We have some sizing charts available on the website that might be helpful. These will be your best resource if you are unable to try anything on, or as a good starting place if you plan to come to our retail location.

 

Why the Correct Size is Important

The most common mistake in purchasing a suit is incorrect sizing. Buying too big is often what happens. This could be for many reasons. 

It is understandable that someone might be uncomfortable in a properly sized competitive swimsuit at first. Competitive swimwear is designed to fit like a second skin. This may make some swimmers uncomfortable. Please understand that purchasing a suit that is too large will cause the suit to wear out faster, and will actually slow the swimmer down in the water. The extra fabric will create drag, absorb extra water, and the looser fit may allow water inside the suit.

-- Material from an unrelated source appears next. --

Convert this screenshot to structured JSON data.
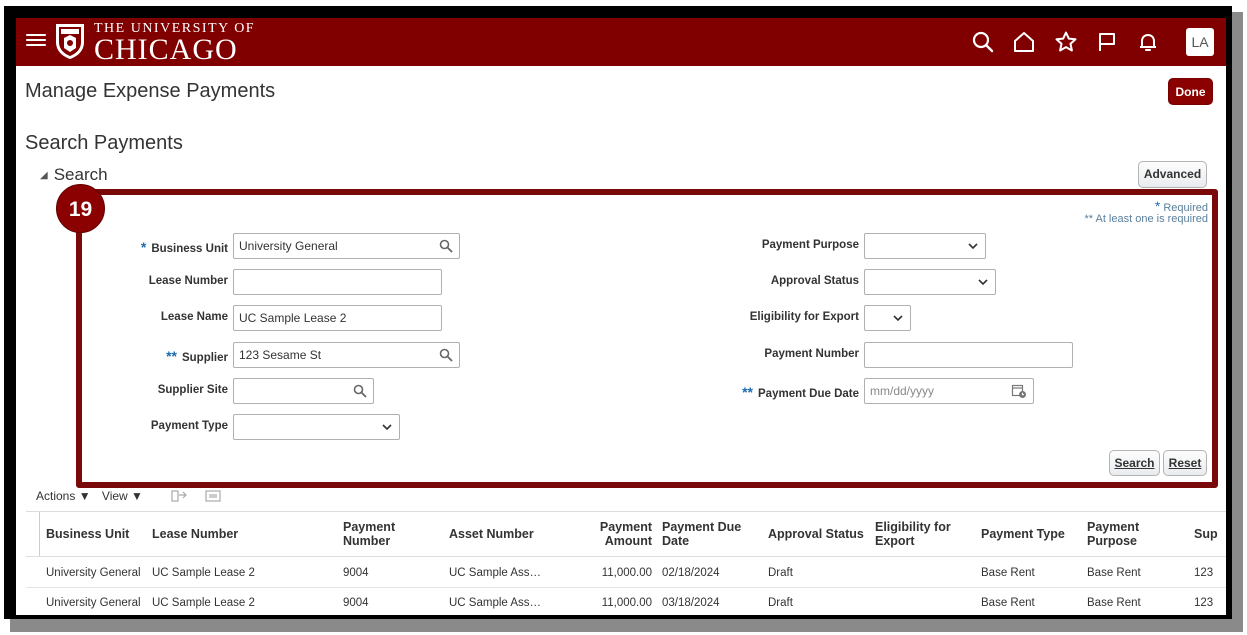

It is also important to understand that purchasing a suit to 'grow into' will not likely work out. Competitive suits are designed to be worn very tight. Even when sized properly, the exposure to pool chemicals over long periods of time causes the suit to lose its elastic properties. This is only exacerbated by a suit purchased too large. A competitive swimsuit will NEVER be tighter than it is when you try it on. It will only ever stretch out. That's why it is unlikely that someone will 'grow into' a swimsuit.

 

Lycra vs. Polyester

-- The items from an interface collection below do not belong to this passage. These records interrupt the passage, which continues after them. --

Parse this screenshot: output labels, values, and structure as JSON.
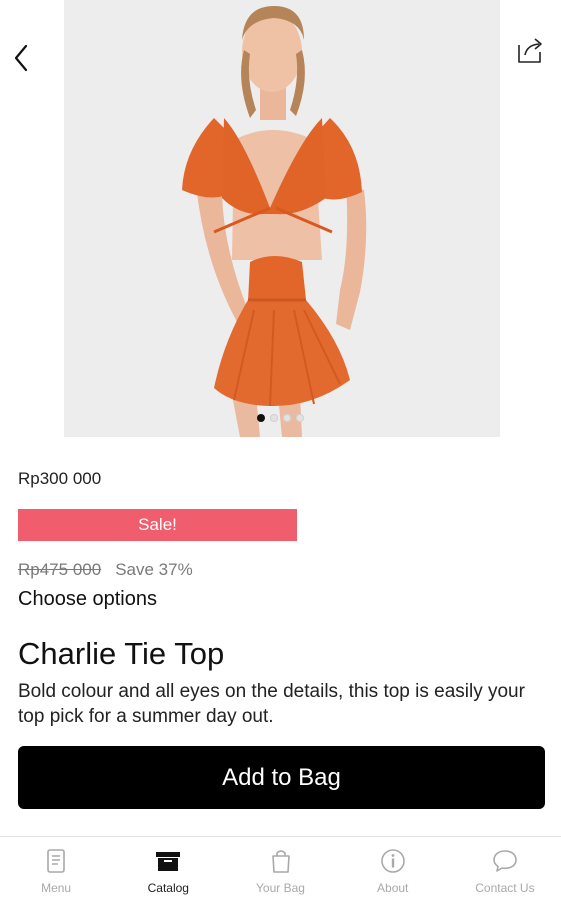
{
  "product": {
    "price": "Rp300 000",
    "sale_badge": "Sale!",
    "old_price": "Rp475 000",
    "savings": "Save 37%",
    "choose_options": "Choose options",
    "title": "Charlie Tie Top",
    "description": "Bold colour and all eyes on the details, this top is easily your top pick for a summer day out.",
    "add_to_bag": "Add to Bag",
    "image_count": 4,
    "active_image_index": 0
  },
  "icons": {
    "back": "chevron-left-icon",
    "share": "share-icon"
  },
  "tabbar": {
    "items": [
      {
        "label": "Menu",
        "icon": "menu-book-icon",
        "active": false
      },
      {
        "label": "Catalog",
        "icon": "catalog-box-icon",
        "active": true
      },
      {
        "label": "Your Bag",
        "icon": "shopping-bag-icon",
        "active": false
      },
      {
        "label": "About",
        "icon": "info-icon",
        "active": false
      },
      {
        "label": "Contact Us",
        "icon": "chat-bubble-icon",
        "active": false
      }
    ]
  },
  "colors": {
    "sale_badge": "#f05d6d",
    "primary_button": "#000000",
    "inactive_tab": "#a9a9a9",
    "garment": "#e2662a"
  }
}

Lycra fabric has been the gold standard in swimsuits for decades. The material is highly elastic and has some natural water-wicking properties, making it ideal for competition(prior to the advent of newer technical suit materials). It is important to note, however, that Lycra suits used for regular training will stretch up to a size and a half in as little as 2-3 months.

Polyester is a more chlorine resistant fabric. It does not contain the same amount of elasticity. Polyester suits last noticeably longer than Lycra suits, especially when used for training. It is a more expensive fabric, but you're paying for durability.

 

Caring for Your Suit

After swimming, rinse your suit in clean, cold water and hang to dry in a well ventilated area. Allowing pool chemicals to stay in the fabric will decrease the life of your suit. Do not leave your suit wrapped in a towel. It will not dry thoroughly and may mildew. Cleaning solutions are available that are designed specifically to clean swimwear. Never wash your suit in a washing machine, or dry it in the dryer. Do not use detergent or fabric softener on your swim suit. We also do not recommend the use of suit spinners that are available at some pools.